** INFORMATION SHOWN **
*** Begin section ***
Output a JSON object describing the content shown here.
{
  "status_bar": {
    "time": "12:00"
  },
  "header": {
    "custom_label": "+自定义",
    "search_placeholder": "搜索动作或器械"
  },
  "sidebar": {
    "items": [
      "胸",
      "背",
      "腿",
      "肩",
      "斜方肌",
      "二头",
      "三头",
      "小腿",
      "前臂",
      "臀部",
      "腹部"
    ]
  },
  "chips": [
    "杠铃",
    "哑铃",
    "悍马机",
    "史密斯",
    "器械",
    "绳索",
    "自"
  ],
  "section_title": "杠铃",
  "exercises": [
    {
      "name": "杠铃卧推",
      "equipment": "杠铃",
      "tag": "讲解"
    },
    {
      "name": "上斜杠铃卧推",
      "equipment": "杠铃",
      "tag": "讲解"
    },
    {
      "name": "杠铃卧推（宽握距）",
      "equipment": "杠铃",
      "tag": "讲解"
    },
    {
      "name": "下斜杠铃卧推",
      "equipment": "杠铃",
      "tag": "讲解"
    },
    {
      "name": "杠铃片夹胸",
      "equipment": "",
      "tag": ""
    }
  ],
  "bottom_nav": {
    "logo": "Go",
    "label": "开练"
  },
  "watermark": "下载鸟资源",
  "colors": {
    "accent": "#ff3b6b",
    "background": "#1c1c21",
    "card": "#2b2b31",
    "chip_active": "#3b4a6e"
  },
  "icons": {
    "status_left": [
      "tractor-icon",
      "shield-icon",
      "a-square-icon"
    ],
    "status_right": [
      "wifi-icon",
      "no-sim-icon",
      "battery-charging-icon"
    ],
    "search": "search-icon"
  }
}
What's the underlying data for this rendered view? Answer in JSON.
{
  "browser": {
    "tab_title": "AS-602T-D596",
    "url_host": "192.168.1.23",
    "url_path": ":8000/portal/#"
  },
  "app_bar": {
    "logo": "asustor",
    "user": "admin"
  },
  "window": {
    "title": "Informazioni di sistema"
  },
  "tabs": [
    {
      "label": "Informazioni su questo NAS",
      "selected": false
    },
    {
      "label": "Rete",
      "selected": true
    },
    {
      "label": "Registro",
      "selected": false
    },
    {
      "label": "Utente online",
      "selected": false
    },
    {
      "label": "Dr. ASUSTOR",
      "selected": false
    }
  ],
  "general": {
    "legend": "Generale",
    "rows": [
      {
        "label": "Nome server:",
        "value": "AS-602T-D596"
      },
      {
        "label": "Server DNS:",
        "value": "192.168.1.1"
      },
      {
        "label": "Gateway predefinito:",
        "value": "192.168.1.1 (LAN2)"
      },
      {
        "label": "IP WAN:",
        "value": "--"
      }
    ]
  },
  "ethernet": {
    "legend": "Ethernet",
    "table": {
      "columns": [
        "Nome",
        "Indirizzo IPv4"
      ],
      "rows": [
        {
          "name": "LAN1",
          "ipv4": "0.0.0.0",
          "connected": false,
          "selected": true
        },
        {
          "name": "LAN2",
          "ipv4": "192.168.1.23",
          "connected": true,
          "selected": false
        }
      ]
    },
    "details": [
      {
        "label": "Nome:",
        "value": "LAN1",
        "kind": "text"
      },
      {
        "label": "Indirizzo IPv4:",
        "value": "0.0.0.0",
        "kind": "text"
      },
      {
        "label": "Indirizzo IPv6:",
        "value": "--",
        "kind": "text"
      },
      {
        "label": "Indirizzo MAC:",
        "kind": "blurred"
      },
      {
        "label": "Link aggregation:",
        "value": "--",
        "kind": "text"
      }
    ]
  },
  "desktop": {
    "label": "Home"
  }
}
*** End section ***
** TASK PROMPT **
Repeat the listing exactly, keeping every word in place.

** WRITTEN REPLY **
Output a JSON object describing the content shown here.
{
  "status_bar": {
    "time": "12:00"
  },
  "header": {
    "custom_label": "+自定义",
    "search_placeholder": "搜索动作或器械"
  },
  "sidebar": {
    "items": [
      "胸",
      "背",
      "腿",
      "肩",
      "斜方肌",
      "二头",
      "三头",
      "小腿",
      "前臂",
      "臀部",
      "腹部"
    ]
  },
  "chips": [
    "杠铃",
    "哑铃",
    "悍马机",
    "史密斯",
    "器械",
    "绳索",
    "自"
  ],
  "section_title": "杠铃",
  "exercises": [
    {
      "name": "杠铃卧推",
      "equipment": "杠铃",
      "tag": "讲解"
    },
    {
      "name": "上斜杠铃卧推",
      "equipment": "杠铃",
      "tag": "讲解"
    },
    {
      "name": "杠铃卧推（宽握距）",
      "equipment": "杠铃",
      "tag": "讲解"
    },
    {
      "name": "下斜杠铃卧推",
      "equipment": "杠铃",
      "tag": "讲解"
    },
    {
      "name": "杠铃片夹胸",
      "equipment": "",
      "tag": ""
    }
  ],
  "bottom_nav": {
    "logo": "Go",
    "label": "开练"
  },
  "watermark": "下载鸟资源",
  "colors": {
    "accent": "#ff3b6b",
    "background": "#1c1c21",
    "card": "#2b2b31",
    "chip_active": "#3b4a6e"
  },
  "icons": {
    "status_left": [
      "tractor-icon",
      "shield-icon",
      "a-square-icon"
    ],
    "status_right": [
      "wifi-icon",
      "no-sim-icon",
      "battery-charging-icon"
    ],
    "search": "search-icon"
  }
}
What's the underlying data for this rendered view? Answer in JSON.
{
  "browser": {
    "tab_title": "AS-602T-D596",
    "url_host": "192.168.1.23",
    "url_path": ":8000/portal/#"
  },
  "app_bar": {
    "logo": "asustor",
    "user": "admin"
  },
  "window": {
    "title": "Informazioni di sistema"
  },
  "tabs": [
    {
      "label": "Informazioni su questo NAS",
      "selected": false
    },
    {
      "label": "Rete",
      "selected": true
    },
    {
      "label": "Registro",
      "selected": false
    },
    {
      "label": "Utente online",
      "selected": false
    },
    {
      "label": "Dr. ASUSTOR",
      "selected": false
    }
  ],
  "general": {
    "legend": "Generale",
    "rows": [
      {
        "label": "Nome server:",
        "value": "AS-602T-D596"
      },
      {
        "label": "Server DNS:",
        "value": "192.168.1.1"
      },
      {
        "label": "Gateway predefinito:",
        "value": "192.168.1.1 (LAN2)"
      },
      {
        "label": "IP WAN:",
        "value": "--"
      }
    ]
  },
  "ethernet": {
    "legend": "Ethernet",
    "table": {
      "columns": [
        "Nome",
        "Indirizzo IPv4"
      ],
      "rows": [
        {
          "name": "LAN1",
          "ipv4": "0.0.0.0",
          "connected": false,
          "selected": true
        },
        {
          "name": "LAN2",
          "ipv4": "192.168.1.23",
          "connected": true,
          "selected": false
        }
      ]
    },
    "details": [
      {
        "label": "Nome:",
        "value": "LAN1",
        "kind": "text"
      },
      {
        "label": "Indirizzo IPv4:",
        "value": "0.0.0.0",
        "kind": "text"
      },
      {
        "label": "Indirizzo IPv6:",
        "value": "--",
        "kind": "text"
      },
      {
        "label": "Indirizzo MAC:",
        "kind": "blurred"
      },
      {
        "label": "Link aggregation:",
        "value": "--",
        "kind": "text"
      }
    ]
  },
  "desktop": {
    "label": "Home"
  }
}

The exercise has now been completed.